A optical fiber grating is a type of diffraction grating that mainly modulates the periodicity by increasing the probability of refraction inside its fiber optic core through certain methods to form a passive filtering component. Fiber optic gratings are generally small in size, compatible, intelligent, and have a lower loss than other components during the use of fusion splicing or welding. Therefore, they have been widely used in the communication and sensing fields.
Fiber optic gratings mainly include uniform optical fiber gratings and non-uniform optical fiber gratings. The main difference between them is the variation in the probability of refraction inside their fiber optic core. Simply put, the periodicity variation rate of a uniform optical fiber grating is a constant value that can be traced regularly, while the periodicity variation of a non-uniform optical fiber grating is chaotic and disorderly.

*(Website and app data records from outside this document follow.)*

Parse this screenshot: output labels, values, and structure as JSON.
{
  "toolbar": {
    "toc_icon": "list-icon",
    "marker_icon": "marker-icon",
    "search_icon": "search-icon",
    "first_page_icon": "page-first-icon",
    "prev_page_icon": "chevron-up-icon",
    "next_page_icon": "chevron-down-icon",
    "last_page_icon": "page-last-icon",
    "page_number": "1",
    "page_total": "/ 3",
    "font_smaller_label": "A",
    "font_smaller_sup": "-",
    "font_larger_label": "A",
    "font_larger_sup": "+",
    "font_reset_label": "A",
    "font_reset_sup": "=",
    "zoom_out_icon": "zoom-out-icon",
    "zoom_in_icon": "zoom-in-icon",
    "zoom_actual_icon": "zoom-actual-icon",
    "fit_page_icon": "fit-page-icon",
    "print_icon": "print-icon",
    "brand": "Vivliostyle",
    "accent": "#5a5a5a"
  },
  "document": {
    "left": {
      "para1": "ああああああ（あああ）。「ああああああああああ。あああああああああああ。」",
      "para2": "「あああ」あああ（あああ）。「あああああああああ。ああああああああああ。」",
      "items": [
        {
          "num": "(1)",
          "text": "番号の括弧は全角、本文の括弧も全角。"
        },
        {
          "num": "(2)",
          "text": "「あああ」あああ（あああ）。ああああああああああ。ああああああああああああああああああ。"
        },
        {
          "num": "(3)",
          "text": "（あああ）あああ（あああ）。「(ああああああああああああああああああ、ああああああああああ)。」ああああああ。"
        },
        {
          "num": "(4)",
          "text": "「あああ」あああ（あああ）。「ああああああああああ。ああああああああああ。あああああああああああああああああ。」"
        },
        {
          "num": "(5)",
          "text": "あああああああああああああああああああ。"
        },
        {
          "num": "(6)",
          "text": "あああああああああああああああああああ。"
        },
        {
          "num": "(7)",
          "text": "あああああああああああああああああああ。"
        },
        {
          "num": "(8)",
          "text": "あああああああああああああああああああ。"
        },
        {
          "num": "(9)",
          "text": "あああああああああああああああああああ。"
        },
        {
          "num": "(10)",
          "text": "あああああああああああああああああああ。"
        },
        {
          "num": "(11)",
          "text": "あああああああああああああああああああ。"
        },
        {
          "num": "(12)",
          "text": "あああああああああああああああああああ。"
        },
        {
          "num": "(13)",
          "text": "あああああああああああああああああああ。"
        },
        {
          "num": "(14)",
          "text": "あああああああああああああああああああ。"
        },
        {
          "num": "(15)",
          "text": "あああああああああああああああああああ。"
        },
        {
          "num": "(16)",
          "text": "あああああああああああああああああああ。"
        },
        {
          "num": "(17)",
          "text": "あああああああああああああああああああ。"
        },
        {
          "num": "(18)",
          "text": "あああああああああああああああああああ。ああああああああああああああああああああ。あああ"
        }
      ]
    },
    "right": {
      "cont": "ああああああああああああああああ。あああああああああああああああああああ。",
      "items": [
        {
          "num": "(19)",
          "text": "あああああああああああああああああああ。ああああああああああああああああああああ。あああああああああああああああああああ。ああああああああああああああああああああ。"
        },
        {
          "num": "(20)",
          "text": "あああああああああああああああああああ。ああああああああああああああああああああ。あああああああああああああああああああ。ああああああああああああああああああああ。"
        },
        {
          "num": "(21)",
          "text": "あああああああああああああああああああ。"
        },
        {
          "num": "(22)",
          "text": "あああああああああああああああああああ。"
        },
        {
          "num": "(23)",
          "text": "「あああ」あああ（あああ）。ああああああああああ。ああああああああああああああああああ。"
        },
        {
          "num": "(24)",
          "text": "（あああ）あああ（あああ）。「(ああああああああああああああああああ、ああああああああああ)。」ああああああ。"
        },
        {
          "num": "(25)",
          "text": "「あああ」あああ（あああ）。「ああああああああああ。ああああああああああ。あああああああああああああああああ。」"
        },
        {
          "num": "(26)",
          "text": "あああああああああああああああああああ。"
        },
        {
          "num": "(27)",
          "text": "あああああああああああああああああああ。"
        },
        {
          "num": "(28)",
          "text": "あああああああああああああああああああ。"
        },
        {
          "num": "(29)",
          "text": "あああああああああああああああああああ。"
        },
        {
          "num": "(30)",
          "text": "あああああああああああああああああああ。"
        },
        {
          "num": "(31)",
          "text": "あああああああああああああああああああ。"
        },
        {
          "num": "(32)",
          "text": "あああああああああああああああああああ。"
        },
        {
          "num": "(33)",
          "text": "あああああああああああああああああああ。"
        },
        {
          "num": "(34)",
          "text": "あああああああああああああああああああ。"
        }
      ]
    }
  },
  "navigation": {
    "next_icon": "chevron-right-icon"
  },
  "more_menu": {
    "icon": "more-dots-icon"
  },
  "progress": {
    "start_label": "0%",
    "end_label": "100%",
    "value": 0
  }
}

This makes their differences huge and applicable to different fields. Uniform optical fiber gratings are mainly used in sensors, while non-uniform optical fiber gratings are mainly used in communication equipment. In addition to uniform optical fiber gratings and non-uniform optical fiber gratings, there are also uniform fiber Bragg gratings, uniform long-period gratings, chirped fiber gratings, phase-shifted fiber gratings, etc.
After understanding the basic knowledge about optical fiber gratings, we will introduce how optical fiber gratings work. As mentioned above, optical fiber gratings work mainly by refracting the fiber optic core. Therefore, we can conclude that optical fiber gratings use photosensitive materials to mix the light entering the fiber optic and the ions contained in the core to interact with each other, causing the fiber optic core to refract and fluctuate with a varying frequency (either regular or irregular). This creates a relatively narrow filter or reflector inside the optical fiber grating, depending on whether the narrow band reflects or projects.
Because of the highly sensitive and integratable characteristics of optical fiber gratings with other fiber optic devices, they have become an advantage that other communication components cannot replace. Therefore, they have been widely used in the optical communication industry, and we can enjoy high-speed networks as a result.